__Entries from a dataset of interfaces__:

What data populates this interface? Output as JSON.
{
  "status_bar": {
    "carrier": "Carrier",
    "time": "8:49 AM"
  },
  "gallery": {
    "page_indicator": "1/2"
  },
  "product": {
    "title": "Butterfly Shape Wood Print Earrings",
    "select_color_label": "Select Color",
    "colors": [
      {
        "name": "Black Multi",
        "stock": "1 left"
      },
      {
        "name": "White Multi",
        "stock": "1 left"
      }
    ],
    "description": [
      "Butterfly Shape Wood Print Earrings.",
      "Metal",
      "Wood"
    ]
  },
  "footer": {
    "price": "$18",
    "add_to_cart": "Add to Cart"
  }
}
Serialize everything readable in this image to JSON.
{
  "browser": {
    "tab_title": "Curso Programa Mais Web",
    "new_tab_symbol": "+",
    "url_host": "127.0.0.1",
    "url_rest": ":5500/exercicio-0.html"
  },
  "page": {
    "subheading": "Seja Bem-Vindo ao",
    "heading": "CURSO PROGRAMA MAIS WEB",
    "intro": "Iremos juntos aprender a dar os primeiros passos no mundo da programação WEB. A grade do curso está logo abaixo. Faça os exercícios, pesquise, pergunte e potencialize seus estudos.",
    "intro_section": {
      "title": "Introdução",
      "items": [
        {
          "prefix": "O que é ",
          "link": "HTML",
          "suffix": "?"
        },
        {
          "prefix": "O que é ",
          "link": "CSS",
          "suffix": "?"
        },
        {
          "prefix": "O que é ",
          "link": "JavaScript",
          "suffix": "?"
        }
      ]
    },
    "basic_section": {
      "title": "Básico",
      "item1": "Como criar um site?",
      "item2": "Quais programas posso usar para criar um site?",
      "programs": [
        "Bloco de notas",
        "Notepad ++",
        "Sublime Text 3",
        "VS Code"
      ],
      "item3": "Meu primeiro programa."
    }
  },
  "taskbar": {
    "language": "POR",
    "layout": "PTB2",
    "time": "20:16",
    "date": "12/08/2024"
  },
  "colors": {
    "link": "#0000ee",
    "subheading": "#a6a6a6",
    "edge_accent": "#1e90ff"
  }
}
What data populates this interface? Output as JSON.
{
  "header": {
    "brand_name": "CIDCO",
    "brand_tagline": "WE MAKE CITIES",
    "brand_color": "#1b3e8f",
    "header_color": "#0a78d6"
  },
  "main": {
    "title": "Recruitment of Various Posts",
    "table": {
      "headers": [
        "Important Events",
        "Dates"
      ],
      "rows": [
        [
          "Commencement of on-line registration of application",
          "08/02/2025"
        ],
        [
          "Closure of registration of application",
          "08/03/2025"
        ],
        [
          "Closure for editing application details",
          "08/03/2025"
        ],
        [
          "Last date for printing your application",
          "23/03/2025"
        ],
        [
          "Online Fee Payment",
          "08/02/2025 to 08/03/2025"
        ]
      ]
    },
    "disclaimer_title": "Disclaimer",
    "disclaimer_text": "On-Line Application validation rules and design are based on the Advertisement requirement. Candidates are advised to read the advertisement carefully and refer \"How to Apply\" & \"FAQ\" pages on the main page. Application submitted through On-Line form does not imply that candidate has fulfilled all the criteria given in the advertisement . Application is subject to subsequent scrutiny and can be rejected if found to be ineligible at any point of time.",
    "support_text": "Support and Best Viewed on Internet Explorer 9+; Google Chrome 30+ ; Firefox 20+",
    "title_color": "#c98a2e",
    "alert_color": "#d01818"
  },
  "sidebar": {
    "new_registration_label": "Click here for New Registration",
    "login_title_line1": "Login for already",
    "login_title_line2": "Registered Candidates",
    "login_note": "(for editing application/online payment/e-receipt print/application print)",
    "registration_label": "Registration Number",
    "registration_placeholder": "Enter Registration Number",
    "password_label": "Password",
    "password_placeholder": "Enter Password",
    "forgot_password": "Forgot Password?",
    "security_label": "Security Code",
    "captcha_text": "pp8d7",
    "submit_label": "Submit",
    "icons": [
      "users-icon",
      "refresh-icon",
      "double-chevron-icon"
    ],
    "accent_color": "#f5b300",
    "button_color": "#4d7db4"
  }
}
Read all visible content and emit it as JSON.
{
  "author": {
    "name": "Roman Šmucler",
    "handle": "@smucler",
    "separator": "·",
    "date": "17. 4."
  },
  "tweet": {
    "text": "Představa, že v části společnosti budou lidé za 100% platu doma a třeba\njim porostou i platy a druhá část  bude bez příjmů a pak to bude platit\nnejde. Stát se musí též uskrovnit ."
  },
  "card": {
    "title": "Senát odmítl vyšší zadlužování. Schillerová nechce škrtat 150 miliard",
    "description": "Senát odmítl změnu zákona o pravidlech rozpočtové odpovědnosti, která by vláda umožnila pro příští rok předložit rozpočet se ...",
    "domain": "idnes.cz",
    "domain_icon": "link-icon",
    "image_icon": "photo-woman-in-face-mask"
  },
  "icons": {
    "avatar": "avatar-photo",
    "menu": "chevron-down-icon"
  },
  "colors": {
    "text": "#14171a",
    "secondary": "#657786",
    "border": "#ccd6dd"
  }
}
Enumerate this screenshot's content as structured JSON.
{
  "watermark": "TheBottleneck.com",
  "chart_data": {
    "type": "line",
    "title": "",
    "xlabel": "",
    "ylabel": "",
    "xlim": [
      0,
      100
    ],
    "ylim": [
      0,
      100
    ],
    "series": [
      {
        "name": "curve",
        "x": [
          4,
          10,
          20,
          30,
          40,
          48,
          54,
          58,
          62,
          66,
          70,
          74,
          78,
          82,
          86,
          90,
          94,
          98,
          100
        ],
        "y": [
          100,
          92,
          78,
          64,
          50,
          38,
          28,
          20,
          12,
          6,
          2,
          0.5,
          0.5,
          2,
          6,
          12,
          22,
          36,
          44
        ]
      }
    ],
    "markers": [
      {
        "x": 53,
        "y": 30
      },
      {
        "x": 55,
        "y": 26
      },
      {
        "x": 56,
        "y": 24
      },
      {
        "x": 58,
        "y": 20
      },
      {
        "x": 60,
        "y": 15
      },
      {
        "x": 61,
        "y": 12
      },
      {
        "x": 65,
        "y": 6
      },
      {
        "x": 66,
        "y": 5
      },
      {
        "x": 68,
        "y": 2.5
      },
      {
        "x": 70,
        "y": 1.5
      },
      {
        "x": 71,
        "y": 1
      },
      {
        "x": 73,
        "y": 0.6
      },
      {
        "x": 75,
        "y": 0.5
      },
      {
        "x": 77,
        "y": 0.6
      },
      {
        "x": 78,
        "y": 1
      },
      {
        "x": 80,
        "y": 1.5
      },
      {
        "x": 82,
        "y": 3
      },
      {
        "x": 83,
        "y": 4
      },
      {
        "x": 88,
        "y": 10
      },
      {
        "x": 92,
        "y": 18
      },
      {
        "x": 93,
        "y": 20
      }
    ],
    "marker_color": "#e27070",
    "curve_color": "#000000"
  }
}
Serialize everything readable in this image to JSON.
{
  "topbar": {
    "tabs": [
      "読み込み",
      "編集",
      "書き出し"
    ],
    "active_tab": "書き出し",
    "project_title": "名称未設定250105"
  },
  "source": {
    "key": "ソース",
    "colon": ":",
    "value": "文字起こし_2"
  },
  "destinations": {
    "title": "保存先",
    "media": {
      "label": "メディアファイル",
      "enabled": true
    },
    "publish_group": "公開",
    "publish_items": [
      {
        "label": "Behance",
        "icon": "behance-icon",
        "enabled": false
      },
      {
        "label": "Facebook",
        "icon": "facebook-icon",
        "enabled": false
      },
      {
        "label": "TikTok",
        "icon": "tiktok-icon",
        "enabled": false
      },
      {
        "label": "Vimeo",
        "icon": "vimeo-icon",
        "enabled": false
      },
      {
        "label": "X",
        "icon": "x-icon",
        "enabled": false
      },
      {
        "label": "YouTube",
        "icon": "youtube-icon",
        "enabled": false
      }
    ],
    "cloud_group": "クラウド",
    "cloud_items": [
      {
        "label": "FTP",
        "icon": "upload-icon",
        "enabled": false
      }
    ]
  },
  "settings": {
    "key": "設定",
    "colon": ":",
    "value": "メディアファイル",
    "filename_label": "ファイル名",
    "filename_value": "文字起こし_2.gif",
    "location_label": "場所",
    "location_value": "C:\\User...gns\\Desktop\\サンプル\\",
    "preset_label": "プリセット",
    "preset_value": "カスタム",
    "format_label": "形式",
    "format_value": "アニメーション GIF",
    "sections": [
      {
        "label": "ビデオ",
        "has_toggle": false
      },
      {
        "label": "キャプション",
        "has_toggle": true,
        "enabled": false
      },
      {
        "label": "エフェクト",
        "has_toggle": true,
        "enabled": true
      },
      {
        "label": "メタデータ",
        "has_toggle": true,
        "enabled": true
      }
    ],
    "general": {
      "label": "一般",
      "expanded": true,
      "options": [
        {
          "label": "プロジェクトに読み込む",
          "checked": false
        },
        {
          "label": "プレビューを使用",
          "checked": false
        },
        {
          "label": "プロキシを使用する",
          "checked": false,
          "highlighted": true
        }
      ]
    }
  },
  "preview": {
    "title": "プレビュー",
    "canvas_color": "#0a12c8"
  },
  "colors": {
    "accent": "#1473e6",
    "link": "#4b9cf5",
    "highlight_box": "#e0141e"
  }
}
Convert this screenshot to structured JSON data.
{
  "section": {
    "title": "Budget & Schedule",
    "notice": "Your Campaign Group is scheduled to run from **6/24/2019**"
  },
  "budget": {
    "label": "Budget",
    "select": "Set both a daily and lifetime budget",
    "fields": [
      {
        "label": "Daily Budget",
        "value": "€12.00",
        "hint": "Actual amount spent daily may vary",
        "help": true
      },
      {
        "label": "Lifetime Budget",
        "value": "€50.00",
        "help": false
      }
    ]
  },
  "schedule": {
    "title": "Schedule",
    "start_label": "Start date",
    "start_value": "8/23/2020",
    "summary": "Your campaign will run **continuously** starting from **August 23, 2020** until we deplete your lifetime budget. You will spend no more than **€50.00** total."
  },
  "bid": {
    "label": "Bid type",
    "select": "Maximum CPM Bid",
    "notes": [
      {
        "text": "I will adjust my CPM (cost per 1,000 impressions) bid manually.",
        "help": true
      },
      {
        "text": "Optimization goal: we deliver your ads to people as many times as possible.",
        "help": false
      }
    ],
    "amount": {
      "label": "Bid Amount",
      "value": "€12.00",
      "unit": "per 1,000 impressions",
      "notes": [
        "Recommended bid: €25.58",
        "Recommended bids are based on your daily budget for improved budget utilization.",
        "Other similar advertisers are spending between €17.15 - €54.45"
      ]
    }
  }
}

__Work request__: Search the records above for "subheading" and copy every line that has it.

__Exercise result__:
    "subheading": "Seja Bem-Vindo ao",
    "subheading": "#a6a6a6",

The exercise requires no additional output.